GIVEN DATA:

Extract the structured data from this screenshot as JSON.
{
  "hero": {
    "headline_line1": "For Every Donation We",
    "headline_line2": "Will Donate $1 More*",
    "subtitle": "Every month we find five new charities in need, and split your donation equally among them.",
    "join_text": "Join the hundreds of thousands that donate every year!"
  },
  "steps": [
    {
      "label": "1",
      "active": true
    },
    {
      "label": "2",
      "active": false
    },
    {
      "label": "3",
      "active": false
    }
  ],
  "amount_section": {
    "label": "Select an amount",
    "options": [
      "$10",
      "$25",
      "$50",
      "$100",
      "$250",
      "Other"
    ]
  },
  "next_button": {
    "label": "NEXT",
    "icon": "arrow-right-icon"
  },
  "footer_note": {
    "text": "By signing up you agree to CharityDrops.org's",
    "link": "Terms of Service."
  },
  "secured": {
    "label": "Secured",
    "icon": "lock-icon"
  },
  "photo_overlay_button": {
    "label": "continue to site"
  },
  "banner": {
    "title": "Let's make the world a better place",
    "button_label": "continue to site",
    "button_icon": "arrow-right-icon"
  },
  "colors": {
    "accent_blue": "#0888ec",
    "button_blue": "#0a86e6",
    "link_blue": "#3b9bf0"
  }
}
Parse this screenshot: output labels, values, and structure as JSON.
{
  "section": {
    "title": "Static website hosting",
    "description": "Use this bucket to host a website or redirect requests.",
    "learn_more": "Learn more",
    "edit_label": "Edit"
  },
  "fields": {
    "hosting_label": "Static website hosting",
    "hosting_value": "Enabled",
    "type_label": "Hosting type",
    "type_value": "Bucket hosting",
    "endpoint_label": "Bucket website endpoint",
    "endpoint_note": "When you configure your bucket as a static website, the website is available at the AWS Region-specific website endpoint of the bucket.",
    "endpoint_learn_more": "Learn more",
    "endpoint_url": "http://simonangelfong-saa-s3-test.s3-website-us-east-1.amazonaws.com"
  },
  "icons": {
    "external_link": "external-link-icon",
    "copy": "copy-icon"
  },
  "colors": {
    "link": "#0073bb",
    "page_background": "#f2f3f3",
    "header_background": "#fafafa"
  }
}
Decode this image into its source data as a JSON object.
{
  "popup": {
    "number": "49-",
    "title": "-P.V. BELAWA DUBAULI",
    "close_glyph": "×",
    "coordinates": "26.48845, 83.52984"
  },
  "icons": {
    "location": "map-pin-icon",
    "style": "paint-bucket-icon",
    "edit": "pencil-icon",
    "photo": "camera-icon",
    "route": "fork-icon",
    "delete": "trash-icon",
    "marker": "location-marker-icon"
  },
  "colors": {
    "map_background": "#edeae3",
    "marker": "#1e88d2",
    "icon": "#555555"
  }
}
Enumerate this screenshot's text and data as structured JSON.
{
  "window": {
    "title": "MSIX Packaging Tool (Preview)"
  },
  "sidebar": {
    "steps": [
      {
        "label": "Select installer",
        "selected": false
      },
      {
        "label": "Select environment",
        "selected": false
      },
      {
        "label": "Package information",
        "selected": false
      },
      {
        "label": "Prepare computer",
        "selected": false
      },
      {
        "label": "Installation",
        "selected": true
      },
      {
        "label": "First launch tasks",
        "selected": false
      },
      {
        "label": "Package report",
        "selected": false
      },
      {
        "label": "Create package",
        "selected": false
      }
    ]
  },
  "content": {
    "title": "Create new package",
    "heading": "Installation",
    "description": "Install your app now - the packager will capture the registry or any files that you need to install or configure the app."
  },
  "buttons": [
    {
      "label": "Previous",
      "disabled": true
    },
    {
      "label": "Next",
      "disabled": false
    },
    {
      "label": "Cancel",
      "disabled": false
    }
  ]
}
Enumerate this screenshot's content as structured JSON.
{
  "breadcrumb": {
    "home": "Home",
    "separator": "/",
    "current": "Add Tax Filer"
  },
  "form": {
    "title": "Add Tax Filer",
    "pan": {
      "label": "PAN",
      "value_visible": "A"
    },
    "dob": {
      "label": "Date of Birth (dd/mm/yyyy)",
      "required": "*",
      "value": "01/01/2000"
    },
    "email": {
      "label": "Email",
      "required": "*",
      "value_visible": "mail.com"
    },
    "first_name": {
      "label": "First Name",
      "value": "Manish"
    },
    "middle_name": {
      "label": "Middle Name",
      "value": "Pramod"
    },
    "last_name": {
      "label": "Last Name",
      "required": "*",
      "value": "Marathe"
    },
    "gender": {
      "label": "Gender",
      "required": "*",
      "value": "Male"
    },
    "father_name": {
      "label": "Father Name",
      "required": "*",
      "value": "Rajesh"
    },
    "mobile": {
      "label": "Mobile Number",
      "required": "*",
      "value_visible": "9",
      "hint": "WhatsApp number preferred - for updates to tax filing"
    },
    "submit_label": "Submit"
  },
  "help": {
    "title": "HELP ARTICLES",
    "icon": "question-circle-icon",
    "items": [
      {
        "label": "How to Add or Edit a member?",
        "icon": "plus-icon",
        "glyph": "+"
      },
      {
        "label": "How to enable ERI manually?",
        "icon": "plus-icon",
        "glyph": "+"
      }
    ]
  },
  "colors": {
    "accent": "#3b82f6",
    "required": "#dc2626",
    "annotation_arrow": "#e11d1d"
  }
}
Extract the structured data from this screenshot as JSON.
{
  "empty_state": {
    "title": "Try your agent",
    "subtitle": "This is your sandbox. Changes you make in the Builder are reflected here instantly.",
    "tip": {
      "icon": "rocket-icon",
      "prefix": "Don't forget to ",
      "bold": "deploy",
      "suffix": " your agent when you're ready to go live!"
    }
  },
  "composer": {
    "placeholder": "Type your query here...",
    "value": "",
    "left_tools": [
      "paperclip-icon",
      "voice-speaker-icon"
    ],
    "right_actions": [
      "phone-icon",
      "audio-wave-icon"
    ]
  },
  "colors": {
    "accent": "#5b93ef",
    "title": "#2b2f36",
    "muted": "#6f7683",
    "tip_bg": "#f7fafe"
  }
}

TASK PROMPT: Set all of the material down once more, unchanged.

RESPONSE:
Extract the structured data from this screenshot as JSON.
{
  "hero": {
    "headline_line1": "For Every Donation We",
    "headline_line2": "Will Donate $1 More*",
    "subtitle": "Every month we find five new charities in need, and split your donation equally among them.",
    "join_text": "Join the hundreds of thousands that donate every year!"
  },
  "steps": [
    {
      "label": "1",
      "active": true
    },
    {
      "label": "2",
      "active": false
    },
    {
      "label": "3",
      "active": false
    }
  ],
  "amount_section": {
    "label": "Select an amount",
    "options": [
      "$10",
      "$25",
      "$50",
      "$100",
      "$250",
      "Other"
    ]
  },
  "next_button": {
    "label": "NEXT",
    "icon": "arrow-right-icon"
  },
  "footer_note": {
    "text": "By signing up you agree to CharityDrops.org's",
    "link": "Terms of Service."
  },
  "secured": {
    "label": "Secured",
    "icon": "lock-icon"
  },
  "photo_overlay_button": {
    "label": "continue to site"
  },
  "banner": {
    "title": "Let's make the world a better place",
    "button_label": "continue to site",
    "button_icon": "arrow-right-icon"
  },
  "colors": {
    "accent_blue": "#0888ec",
    "button_blue": "#0a86e6",
    "link_blue": "#3b9bf0"
  }
}
Parse this screenshot: output labels, values, and structure as JSON.
{
  "section": {
    "title": "Static website hosting",
    "description": "Use this bucket to host a website or redirect requests.",
    "learn_more": "Learn more",
    "edit_label": "Edit"
  },
  "fields": {
    "hosting_label": "Static website hosting",
    "hosting_value": "Enabled",
    "type_label": "Hosting type",
    "type_value": "Bucket hosting",
    "endpoint_label": "Bucket website endpoint",
    "endpoint_note": "When you configure your bucket as a static website, the website is available at the AWS Region-specific website endpoint of the bucket.",
    "endpoint_learn_more": "Learn more",
    "endpoint_url": "http://simonangelfong-saa-s3-test.s3-website-us-east-1.amazonaws.com"
  },
  "icons": {
    "external_link": "external-link-icon",
    "copy": "copy-icon"
  },
  "colors": {
    "link": "#0073bb",
    "page_background": "#f2f3f3",
    "header_background": "#fafafa"
  }
}
Decode this image into its source data as a JSON object.
{
  "popup": {
    "number": "49-",
    "title": "-P.V. BELAWA DUBAULI",
    "close_glyph": "×",
    "coordinates": "26.48845, 83.52984"
  },
  "icons": {
    "location": "map-pin-icon",
    "style": "paint-bucket-icon",
    "edit": "pencil-icon",
    "photo": "camera-icon",
    "route": "fork-icon",
    "delete": "trash-icon",
    "marker": "location-marker-icon"
  },
  "colors": {
    "map_background": "#edeae3",
    "marker": "#1e88d2",
    "icon": "#555555"
  }
}
Enumerate this screenshot's text and data as structured JSON.
{
  "window": {
    "title": "MSIX Packaging Tool (Preview)"
  },
  "sidebar": {
    "steps": [
      {
        "label": "Select installer",
        "selected": false
      },
      {
        "label": "Select environment",
        "selected": false
      },
      {
        "label": "Package information",
        "selected": false
      },
      {
        "label": "Prepare computer",
        "selected": false
      },
      {
        "label": "Installation",
        "selected": true
      },
      {
        "label": "First launch tasks",
        "selected": false
      },
      {
        "label": "Package report",
        "selected": false
      },
      {
        "label": "Create package",
        "selected": false
      }
    ]
  },
  "content": {
    "title": "Create new package",
    "heading": "Installation",
    "description": "Install your app now - the packager will capture the registry or any files that you need to install or configure the app."
  },
  "buttons": [
    {
      "label": "Previous",
      "disabled": true
    },
    {
      "label": "Next",
      "disabled": false
    },
    {
      "label": "Cancel",
      "disabled": false
    }
  ]
}
Enumerate this screenshot's content as structured JSON.
{
  "breadcrumb": {
    "home": "Home",
    "separator": "/",
    "current": "Add Tax Filer"
  },
  "form": {
    "title": "Add Tax Filer",
    "pan": {
      "label": "PAN",
      "value_visible": "A"
    },
    "dob": {
      "label": "Date of Birth (dd/mm/yyyy)",
      "required": "*",
      "value": "01/01/2000"
    },
    "email": {
      "label": "Email",
      "required": "*",
      "value_visible": "mail.com"
    },
    "first_name": {
      "label": "First Name",
      "value": "Manish"
    },
    "middle_name": {
      "label": "Middle Name",
      "value": "Pramod"
    },
    "last_name": {
      "label": "Last Name",
      "required": "*",
      "value": "Marathe"
    },
    "gender": {
      "label": "Gender",
      "required": "*",
      "value": "Male"
    },
    "father_name": {
      "label": "Father Name",
      "required": "*",
      "value": "Rajesh"
    },
    "mobile": {
      "label": "Mobile Number",
      "required": "*",
      "value_visible": "9",
      "hint": "WhatsApp number preferred - for updates to tax filing"
    },
    "submit_label": "Submit"
  },
  "help": {
    "title": "HELP ARTICLES",
    "icon": "question-circle-icon",
    "items": [
      {
        "label": "How to Add or Edit a member?",
        "icon": "plus-icon",
        "glyph": "+"
      },
      {
        "label": "How to enable ERI manually?",
        "icon": "plus-icon",
        "glyph": "+"
      }
    ]
  },
  "colors": {
    "accent": "#3b82f6",
    "required": "#dc2626",
    "annotation_arrow": "#e11d1d"
  }
}
Extract the structured data from this screenshot as JSON.
{
  "empty_state": {
    "title": "Try your agent",
    "subtitle": "This is your sandbox. Changes you make in the Builder are reflected here instantly.",
    "tip": {
      "icon": "rocket-icon",
      "prefix": "Don't forget to ",
      "bold": "deploy",
      "suffix": " your agent when you're ready to go live!"
    }
  },
  "composer": {
    "placeholder": "Type your query here...",
    "value": "",
    "left_tools": [
      "paperclip-icon",
      "voice-speaker-icon"
    ],
    "right_actions": [
      "phone-icon",
      "audio-wave-icon"
    ]
  },
  "colors": {
    "accent": "#5b93ef",
    "title": "#2b2f36",
    "muted": "#6f7683",
    "tip_bg": "#f7fafe"
  }
}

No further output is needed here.